Source records
Segment Open

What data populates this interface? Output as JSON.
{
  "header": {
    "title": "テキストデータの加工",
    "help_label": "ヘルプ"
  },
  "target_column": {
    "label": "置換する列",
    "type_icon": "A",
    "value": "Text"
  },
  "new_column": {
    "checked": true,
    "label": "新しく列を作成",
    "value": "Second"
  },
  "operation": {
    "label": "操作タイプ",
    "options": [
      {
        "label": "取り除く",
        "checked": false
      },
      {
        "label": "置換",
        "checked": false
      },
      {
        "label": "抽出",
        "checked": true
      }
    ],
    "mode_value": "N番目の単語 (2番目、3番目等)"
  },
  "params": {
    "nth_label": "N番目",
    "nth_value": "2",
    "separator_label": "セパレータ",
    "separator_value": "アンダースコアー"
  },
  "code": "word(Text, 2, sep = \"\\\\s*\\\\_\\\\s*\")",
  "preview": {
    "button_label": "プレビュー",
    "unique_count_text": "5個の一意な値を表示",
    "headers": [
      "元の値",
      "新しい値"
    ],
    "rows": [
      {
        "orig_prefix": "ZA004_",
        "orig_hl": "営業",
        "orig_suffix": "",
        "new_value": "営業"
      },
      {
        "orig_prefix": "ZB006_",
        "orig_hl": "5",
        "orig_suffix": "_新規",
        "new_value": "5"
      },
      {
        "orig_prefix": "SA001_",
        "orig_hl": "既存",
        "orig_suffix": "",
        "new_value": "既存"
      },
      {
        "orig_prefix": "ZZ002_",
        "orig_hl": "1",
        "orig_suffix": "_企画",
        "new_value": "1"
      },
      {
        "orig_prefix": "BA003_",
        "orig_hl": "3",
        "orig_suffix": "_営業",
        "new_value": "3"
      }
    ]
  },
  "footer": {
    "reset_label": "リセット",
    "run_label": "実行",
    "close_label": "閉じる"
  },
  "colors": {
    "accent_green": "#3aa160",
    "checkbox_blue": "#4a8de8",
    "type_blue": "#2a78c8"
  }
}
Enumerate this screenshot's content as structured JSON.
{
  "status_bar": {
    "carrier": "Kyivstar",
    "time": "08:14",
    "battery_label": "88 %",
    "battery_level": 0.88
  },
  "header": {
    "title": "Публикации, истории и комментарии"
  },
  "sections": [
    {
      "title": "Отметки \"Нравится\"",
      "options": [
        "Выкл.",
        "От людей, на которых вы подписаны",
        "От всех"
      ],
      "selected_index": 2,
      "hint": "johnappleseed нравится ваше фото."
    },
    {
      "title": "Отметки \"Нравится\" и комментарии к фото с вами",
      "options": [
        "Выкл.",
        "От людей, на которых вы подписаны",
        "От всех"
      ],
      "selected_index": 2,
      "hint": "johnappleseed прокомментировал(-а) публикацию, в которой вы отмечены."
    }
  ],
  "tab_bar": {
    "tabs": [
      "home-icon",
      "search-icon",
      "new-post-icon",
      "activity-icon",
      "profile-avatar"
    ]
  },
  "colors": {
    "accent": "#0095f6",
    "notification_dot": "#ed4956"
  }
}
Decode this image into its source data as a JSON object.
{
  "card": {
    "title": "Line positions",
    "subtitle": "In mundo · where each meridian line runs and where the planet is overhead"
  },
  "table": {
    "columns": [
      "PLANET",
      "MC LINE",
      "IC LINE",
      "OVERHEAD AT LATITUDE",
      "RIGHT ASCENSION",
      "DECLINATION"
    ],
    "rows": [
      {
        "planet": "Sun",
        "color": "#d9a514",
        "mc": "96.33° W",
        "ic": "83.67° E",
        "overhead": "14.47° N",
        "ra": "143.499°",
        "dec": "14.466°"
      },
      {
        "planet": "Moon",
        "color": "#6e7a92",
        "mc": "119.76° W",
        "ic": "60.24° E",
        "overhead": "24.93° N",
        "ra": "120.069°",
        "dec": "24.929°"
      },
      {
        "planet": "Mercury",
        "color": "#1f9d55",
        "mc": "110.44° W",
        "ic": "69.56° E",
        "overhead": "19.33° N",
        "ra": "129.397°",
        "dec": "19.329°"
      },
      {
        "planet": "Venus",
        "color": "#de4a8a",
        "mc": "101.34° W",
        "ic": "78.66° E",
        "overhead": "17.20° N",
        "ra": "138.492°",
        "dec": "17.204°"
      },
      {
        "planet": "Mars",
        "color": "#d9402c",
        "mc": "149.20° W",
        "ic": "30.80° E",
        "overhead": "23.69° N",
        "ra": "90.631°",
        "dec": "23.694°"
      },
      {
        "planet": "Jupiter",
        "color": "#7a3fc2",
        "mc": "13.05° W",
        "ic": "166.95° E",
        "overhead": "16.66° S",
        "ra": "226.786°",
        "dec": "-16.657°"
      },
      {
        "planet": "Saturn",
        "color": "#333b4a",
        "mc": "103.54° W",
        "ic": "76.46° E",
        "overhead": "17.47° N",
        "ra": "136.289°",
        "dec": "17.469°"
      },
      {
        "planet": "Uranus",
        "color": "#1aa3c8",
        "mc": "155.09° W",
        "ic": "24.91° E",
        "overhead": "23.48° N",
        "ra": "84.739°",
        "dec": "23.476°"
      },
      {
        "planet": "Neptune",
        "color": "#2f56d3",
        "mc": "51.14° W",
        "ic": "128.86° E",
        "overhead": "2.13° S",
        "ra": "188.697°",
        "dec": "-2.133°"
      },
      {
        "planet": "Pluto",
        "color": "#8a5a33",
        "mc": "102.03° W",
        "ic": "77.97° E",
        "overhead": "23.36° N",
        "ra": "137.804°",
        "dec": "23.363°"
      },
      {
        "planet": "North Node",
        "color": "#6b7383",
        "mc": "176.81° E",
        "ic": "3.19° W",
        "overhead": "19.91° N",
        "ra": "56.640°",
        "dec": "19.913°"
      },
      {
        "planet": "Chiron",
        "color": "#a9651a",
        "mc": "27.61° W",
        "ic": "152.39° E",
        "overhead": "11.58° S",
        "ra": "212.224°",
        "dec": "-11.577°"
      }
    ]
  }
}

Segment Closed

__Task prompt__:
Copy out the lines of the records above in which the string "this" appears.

__Response to the task__:
What data populates this interface? Output as JSON.
Enumerate this screenshot's content as structured JSON.
Decode this image into its source data as a JSON object.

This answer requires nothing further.